«

»

Aug 18

Print this Post

Kāēyas Mesek Oskēken

14087337_10210090135193138_806172550_oWritten by: Cherie Thunder, Sustainability Education Coordinator

The 2016 Sustainability Leadership Cohort (SLC) was part of something pretty amazing this summer. They weren’t able to run across the U.S. like the Standing Rock Tribal youth to fight the Dakota Access Pipeline and put an end the mining operations happening right now on indigenous lands or walk to Michigan to support water rights. Instead, they chose to dedicate their summer to making a fiction film to raise awareness about issues many Nations like Menominee and Standing Rock are facing every day.

13872543_10209961547378523_1079433361_nThe film titled Kāēyas Mesek Oskēken (It’s Old and It’s New), was the first of its kind for the SLC. In the previous three years, the students produced short documentaries featuring the history of Nama’o (sturgeon), the importance of knowing where your food comes from, and what stops Menominee athletes from reaching their full potential. In 2015, The SLC produced a news magazine television program highlighting the ways different indigenous communities in Wisconsin and in Belize go about sustaining their families and communities.
13933366_10209961543138417_460377657_nNow, the brave Menominee, Oneida, and Stockbridge-Munsee youth combat a very important issue, the Back 40 Mine in Stephenson, Michigan. This mine will not only affect the residents of Stephenson, but also threatens the Menominee people and our wild rice. The land, water, and animals will all be negatively impacted if this mine is approved. Kāēyas Mesek Oskēken, the SLC’s newest video project, is the way they choose to stand up for the water and the Menominee People. Although there were five returning students, the new SLC members learned skills to produce the film on the job. The high school students and POSOH interns, with the help of Director, Reynaldo Morales, and Screenwriter, Justin Gauthier, wrote the script, acted, produced, and edited the film all during the month of July. Ryan Winn, College of Menominee Nation Faculty, also played a part in coaching the students with their acting skills and reviewing the script.IMGL2171

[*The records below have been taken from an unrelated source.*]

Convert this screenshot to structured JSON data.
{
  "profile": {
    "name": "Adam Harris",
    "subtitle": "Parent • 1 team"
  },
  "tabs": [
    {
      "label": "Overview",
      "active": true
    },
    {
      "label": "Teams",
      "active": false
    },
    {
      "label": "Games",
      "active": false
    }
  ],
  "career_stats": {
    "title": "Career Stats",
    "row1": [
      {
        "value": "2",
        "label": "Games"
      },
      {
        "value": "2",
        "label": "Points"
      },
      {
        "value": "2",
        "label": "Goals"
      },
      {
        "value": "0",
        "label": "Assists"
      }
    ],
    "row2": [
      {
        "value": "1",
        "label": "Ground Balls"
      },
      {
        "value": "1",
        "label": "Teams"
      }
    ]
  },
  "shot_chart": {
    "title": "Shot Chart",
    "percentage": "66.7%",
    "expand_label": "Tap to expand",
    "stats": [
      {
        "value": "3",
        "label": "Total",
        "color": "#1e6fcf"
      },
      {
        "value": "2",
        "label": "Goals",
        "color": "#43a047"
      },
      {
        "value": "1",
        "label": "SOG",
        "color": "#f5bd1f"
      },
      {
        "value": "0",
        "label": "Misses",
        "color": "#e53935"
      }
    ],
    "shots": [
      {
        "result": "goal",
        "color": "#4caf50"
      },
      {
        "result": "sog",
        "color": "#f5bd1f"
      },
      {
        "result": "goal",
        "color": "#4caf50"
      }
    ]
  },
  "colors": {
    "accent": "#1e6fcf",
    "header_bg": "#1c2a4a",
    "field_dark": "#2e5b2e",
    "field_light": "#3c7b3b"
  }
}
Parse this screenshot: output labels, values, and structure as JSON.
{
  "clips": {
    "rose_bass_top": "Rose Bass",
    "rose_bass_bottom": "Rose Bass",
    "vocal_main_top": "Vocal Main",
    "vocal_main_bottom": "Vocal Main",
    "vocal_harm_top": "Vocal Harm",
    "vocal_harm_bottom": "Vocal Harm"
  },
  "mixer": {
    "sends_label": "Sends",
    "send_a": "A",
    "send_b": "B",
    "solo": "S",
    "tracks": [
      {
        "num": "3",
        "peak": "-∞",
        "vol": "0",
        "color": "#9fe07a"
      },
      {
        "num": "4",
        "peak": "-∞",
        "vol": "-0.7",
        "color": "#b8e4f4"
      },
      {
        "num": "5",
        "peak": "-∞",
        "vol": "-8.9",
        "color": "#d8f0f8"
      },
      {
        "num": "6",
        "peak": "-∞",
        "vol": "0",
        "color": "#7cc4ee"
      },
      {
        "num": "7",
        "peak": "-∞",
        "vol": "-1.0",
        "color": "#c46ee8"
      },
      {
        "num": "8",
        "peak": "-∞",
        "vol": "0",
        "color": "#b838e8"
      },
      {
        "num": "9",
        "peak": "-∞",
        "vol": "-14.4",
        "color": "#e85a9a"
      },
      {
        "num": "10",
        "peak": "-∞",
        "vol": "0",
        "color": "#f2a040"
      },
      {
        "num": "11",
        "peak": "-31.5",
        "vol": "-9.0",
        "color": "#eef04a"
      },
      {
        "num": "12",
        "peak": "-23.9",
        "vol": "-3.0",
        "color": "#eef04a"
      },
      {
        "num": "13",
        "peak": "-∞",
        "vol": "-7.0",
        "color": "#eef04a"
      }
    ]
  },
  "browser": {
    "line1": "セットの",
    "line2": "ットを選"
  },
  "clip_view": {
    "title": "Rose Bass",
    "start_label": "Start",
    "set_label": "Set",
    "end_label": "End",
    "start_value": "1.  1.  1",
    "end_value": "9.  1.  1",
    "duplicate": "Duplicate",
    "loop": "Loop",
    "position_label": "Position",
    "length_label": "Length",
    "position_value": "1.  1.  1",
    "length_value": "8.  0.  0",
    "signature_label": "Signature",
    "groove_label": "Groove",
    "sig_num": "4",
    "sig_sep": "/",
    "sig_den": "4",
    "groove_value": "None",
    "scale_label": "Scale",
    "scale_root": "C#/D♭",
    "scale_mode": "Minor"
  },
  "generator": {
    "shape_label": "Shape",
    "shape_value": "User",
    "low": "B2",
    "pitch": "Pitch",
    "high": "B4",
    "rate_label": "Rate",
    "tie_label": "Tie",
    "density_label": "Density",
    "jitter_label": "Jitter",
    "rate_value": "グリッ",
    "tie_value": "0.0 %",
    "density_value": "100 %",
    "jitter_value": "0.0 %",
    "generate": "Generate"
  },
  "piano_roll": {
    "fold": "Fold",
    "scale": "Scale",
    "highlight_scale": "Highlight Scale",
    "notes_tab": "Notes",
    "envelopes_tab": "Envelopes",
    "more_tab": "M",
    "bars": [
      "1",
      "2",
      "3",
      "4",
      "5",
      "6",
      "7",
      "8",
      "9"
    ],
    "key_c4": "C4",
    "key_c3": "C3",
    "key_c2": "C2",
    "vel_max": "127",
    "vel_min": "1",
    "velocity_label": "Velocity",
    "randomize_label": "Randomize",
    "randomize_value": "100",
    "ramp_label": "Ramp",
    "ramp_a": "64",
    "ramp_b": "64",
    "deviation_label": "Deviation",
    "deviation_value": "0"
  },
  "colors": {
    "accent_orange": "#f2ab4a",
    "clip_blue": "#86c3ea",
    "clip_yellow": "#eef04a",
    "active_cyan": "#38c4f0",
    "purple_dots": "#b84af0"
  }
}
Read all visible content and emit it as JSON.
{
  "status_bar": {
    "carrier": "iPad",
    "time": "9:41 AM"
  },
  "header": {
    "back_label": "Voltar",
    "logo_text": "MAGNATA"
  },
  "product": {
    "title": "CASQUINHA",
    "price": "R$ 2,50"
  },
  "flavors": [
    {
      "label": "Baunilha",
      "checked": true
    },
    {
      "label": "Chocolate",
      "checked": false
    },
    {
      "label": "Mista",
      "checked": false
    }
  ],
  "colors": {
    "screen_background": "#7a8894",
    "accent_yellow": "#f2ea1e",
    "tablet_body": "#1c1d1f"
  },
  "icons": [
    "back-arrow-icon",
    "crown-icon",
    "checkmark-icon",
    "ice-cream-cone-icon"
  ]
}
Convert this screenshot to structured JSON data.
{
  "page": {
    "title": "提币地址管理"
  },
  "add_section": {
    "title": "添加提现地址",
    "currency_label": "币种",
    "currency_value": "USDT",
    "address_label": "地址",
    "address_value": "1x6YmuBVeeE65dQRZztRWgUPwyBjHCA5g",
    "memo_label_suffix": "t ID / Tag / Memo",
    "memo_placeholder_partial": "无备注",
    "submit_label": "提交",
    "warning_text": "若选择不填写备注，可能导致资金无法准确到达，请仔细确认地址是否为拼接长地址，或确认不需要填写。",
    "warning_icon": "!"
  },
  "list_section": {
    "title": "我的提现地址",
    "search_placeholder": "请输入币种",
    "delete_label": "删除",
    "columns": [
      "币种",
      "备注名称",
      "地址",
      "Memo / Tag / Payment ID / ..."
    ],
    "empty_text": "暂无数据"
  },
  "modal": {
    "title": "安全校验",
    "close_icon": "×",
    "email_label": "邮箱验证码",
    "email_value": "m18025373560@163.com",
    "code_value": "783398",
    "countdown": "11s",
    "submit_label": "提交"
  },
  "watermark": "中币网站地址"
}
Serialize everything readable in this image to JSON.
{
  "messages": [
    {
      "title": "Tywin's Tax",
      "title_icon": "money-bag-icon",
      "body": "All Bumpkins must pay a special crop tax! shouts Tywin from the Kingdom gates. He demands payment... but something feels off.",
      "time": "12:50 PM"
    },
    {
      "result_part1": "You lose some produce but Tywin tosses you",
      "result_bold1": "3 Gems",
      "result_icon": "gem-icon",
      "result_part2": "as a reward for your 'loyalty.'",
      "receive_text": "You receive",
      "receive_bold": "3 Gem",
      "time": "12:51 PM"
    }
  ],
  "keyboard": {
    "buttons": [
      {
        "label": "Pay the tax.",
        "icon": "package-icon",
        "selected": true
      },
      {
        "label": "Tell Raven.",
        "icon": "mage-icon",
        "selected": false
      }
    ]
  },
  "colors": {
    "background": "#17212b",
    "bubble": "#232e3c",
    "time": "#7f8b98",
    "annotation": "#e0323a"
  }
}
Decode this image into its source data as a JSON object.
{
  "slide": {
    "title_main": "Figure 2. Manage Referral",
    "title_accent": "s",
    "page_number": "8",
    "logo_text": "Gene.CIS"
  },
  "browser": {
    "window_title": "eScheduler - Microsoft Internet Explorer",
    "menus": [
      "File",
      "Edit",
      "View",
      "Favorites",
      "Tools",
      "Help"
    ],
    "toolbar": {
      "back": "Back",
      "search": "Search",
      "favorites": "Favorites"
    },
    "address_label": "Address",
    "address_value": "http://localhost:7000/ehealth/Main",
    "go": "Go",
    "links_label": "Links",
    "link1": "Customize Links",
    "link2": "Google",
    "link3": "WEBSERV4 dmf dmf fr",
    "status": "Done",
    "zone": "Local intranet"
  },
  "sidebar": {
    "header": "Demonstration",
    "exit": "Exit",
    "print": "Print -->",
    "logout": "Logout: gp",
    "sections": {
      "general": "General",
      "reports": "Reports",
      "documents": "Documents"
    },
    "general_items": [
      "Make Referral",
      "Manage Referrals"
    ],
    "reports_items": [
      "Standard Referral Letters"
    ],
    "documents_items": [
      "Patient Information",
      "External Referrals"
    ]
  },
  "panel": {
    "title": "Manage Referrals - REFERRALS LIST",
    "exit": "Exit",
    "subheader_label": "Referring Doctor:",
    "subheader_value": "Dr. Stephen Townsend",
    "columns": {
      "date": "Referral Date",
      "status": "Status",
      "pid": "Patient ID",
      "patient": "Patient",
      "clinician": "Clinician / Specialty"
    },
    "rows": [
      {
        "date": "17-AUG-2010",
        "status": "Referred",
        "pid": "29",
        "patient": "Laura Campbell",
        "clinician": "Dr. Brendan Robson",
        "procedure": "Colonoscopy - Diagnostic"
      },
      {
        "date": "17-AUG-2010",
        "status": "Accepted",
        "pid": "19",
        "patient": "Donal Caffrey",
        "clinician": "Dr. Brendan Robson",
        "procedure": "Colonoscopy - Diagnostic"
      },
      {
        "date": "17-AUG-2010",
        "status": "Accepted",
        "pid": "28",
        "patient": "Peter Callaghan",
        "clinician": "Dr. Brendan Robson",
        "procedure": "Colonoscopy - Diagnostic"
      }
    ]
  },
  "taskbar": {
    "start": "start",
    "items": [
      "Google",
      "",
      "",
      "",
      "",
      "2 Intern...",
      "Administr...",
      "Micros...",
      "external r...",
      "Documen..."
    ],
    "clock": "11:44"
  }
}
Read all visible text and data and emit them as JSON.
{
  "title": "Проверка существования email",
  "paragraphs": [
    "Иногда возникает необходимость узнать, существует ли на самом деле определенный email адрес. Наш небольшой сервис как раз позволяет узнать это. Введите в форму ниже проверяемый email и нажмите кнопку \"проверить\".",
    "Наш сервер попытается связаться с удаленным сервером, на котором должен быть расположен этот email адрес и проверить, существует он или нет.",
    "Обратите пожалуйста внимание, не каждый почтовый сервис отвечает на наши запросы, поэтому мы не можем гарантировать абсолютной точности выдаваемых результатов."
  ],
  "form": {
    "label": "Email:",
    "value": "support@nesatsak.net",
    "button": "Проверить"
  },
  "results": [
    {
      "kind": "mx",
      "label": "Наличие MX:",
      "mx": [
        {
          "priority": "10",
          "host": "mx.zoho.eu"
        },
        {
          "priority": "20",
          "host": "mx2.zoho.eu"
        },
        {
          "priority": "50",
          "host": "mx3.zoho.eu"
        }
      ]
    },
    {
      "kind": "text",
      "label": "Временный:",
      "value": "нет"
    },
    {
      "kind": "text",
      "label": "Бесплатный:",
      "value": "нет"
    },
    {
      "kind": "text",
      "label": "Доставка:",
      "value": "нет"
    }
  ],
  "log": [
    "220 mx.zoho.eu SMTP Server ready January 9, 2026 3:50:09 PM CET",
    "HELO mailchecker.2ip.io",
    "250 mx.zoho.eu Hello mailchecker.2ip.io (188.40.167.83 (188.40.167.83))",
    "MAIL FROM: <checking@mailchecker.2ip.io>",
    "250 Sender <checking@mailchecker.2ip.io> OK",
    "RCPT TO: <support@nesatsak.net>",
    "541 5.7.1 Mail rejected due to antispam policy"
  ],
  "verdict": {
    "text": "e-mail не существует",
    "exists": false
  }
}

I would like to thank the community for supporting the students and showing up to learn more about the Back 40 Mine on Monday, August 15, and to celebrate the work of the SLC students. David Grignon, Menominee Historic Preservation Director, gave an invocation to start the evening off in a good way. Menominee Tribal Chairwoman, Joan Delabreau welcomed the guest and expressed her concern about the Back 40 Mine before watching the feature presentation. Presentations from local experts, Mike Ripley and David Overstreet, about the effects of mining followed the film. The attendees learned that the mining operation would not only affect the sacred sites of the Menominee Nation but non-native communities as well. The night was a great success with interested community members staying until the very end.
IMGL2162IMGL2223

The SLC has been an integral part of my life now for 4 years. These students have made such a great impact on me and the way that I think about the community I come from as well as the places they call home. Because of this, I know this group, the 2016 SLC, will do the same for all of you. Your families, friends, and co-workers will change in the way they the go about learning, thinking, and doing as well as teaching the community’s children. The change will come from being involved in community events like the SLC Film Premiere and Mining Forum; cheering for the students as they succeed, supporting them when they need it the most, and watching them grow as they continue on their path.

 

IMGL2158IMGL2165

IMGL2167 IMGL2192IMGL2226 IMGL2229 IMGL2241

Permanent link to this article: http://sustainabledevelopmentinstitute.org/2016/08/kaeyas-mesek-oskew/